The problem
Your task is to copy every line of the records below that contains "when".

===== Excerpted records

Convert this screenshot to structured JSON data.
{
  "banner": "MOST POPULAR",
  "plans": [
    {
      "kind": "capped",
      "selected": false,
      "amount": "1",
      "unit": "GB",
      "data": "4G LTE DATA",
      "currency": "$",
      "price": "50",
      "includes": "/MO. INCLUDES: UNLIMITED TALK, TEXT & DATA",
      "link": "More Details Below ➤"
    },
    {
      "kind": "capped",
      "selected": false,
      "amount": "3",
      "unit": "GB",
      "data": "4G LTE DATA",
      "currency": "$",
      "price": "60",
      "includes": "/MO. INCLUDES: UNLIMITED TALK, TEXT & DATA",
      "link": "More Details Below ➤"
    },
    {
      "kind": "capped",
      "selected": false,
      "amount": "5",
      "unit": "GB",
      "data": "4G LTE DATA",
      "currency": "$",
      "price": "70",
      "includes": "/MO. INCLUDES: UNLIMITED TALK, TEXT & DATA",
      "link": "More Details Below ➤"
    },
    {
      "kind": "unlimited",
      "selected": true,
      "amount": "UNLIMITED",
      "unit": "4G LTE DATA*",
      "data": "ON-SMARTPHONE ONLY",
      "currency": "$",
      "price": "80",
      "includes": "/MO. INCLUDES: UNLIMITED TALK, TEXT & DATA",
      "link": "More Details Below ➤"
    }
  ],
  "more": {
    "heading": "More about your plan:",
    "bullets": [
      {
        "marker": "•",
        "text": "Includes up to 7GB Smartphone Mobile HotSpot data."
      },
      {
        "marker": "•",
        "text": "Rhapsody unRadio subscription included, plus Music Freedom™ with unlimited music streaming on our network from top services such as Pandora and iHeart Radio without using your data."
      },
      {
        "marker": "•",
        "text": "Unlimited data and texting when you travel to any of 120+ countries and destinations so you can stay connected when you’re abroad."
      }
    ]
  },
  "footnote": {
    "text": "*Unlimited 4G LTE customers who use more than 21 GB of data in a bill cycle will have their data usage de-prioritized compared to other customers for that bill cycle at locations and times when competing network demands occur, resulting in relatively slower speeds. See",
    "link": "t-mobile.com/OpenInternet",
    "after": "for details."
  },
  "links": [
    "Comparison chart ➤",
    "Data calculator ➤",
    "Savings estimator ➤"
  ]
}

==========

Your solution
        "text": "Unlimited data and texting when you travel to any of 120+ countries and destinations so you can stay connected when you’re abroad."
    "text": "*Unlimited 4G LTE customers who use more than 21 GB of data in a bill cycle will have their data usage de-prioritized compared to other customers for that bill cycle at locations and times when competing network demands occur, resulting in relatively slower speeds. See",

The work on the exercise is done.